* INFORMATION *
Start of Block
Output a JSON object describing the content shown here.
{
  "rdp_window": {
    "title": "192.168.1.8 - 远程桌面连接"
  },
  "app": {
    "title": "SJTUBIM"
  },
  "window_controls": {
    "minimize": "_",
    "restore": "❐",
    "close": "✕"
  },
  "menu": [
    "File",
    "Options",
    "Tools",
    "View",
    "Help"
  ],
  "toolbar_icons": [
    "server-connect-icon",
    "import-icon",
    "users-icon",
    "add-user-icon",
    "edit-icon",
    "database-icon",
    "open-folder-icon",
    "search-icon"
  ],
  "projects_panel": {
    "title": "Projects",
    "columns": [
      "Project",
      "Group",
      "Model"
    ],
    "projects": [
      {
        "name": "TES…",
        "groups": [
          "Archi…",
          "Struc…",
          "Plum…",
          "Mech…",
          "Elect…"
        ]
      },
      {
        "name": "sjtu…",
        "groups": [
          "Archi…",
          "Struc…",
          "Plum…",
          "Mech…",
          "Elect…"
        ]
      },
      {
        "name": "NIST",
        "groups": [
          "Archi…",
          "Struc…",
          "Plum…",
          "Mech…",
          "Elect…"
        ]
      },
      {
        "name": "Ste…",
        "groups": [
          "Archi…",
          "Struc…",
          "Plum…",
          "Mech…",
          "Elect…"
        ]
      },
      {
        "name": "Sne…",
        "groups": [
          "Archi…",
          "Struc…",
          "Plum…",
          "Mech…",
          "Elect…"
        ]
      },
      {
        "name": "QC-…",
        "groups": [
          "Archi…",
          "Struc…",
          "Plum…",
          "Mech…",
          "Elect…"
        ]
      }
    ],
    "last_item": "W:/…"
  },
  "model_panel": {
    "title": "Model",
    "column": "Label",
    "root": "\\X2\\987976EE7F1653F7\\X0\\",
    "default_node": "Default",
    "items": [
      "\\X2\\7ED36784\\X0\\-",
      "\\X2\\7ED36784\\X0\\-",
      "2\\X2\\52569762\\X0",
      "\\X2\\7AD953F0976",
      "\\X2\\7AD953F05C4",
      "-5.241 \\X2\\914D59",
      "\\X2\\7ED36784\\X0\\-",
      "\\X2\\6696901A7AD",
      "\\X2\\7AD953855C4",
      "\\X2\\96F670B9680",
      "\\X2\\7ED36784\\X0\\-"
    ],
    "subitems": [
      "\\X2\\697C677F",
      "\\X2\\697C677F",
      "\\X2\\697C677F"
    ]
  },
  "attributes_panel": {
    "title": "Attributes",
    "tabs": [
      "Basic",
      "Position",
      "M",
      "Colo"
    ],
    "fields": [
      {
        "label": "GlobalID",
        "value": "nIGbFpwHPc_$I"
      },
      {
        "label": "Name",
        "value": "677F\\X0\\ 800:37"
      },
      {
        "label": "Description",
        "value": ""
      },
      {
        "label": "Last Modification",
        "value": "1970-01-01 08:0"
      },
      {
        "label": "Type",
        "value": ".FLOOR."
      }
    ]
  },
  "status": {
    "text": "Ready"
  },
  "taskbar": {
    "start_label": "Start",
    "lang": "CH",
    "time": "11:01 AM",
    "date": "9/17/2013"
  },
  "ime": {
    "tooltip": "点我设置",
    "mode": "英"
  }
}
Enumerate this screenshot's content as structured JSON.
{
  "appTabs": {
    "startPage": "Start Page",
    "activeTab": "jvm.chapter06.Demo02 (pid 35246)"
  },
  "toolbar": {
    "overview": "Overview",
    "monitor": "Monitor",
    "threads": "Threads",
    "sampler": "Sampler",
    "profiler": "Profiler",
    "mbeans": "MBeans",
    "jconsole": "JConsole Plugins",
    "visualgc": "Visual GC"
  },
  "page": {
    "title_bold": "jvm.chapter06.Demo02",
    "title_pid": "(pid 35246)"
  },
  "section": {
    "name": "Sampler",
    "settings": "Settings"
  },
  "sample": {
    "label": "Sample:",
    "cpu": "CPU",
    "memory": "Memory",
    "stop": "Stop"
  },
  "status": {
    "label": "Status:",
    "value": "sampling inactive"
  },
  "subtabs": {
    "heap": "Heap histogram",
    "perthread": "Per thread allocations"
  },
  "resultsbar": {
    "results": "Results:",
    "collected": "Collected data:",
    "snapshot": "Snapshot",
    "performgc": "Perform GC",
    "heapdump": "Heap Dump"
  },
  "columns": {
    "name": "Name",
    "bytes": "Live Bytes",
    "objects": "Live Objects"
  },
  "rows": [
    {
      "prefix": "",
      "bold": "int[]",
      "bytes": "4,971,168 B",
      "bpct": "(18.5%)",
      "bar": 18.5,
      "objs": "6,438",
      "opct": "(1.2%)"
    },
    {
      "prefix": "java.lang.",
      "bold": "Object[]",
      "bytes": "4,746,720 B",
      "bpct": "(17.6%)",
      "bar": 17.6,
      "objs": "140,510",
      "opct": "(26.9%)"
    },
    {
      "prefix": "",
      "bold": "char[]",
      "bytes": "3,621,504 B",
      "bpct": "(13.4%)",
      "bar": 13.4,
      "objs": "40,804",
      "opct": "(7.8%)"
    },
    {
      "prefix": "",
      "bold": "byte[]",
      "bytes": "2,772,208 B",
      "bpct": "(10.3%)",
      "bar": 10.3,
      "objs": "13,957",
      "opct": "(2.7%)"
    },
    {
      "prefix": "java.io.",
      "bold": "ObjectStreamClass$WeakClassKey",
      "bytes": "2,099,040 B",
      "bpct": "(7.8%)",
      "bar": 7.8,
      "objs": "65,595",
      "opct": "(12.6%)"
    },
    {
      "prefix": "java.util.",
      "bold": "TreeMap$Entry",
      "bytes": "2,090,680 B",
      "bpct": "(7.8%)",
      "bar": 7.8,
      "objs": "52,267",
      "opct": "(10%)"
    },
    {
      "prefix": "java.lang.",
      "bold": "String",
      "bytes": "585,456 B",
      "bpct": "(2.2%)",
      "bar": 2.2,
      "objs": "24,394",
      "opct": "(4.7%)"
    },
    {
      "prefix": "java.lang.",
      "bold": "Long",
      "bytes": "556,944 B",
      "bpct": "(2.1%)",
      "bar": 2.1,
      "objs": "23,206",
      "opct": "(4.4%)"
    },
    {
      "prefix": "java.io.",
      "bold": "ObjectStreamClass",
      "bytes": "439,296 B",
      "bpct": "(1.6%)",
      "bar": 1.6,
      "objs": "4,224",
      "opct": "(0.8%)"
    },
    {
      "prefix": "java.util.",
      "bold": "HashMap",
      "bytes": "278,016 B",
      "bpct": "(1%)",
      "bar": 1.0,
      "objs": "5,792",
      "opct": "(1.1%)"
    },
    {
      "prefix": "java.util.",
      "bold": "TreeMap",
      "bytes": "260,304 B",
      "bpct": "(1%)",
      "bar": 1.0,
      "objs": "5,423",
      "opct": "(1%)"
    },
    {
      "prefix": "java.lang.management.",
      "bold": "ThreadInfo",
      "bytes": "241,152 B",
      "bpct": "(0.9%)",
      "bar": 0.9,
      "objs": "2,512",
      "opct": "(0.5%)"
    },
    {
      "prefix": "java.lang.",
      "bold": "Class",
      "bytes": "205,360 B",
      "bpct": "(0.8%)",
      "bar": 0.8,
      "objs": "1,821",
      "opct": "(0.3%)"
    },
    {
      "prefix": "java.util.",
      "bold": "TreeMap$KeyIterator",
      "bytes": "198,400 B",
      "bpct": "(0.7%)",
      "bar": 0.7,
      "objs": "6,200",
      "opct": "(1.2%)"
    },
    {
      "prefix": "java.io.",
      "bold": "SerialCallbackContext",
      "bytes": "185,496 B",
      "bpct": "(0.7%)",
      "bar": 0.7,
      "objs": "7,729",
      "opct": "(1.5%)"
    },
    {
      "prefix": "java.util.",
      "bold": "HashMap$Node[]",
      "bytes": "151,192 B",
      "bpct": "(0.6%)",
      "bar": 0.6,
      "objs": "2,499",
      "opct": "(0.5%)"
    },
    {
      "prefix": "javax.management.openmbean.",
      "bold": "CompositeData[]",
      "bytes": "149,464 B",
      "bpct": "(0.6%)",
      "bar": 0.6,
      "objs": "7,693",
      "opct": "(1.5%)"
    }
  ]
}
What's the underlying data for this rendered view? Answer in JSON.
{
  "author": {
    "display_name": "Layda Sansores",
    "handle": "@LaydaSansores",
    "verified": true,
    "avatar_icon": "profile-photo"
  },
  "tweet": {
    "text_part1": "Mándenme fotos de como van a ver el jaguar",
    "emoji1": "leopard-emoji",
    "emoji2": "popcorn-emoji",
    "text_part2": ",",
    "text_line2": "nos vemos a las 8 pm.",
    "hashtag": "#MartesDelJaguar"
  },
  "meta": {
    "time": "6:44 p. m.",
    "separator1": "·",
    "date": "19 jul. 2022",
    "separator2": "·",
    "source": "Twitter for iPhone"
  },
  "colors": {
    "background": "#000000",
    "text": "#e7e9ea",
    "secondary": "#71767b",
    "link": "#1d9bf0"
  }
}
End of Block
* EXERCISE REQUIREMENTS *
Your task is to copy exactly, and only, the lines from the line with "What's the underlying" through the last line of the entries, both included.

* OUTPUT FOR THIS EXERCISE *
What's the underlying data for this rendered view? Answer in JSON.
{
  "author": {
    "display_name": "Layda Sansores",
    "handle": "@LaydaSansores",
    "verified": true,
    "avatar_icon": "profile-photo"
  },
  "tweet": {
    "text_part1": "Mándenme fotos de como van a ver el jaguar",
    "emoji1": "leopard-emoji",
    "emoji2": "popcorn-emoji",
    "text_part2": ",",
    "text_line2": "nos vemos a las 8 pm.",
    "hashtag": "#MartesDelJaguar"
  },
  "meta": {
    "time": "6:44 p. m.",
    "separator1": "·",
    "date": "19 jul. 2022",
    "separator2": "·",
    "source": "Twitter for iPhone"
  },
  "colors": {
    "background": "#000000",
    "text": "#e7e9ea",
    "secondary": "#71767b",
    "link": "#1d9bf0"
  }
}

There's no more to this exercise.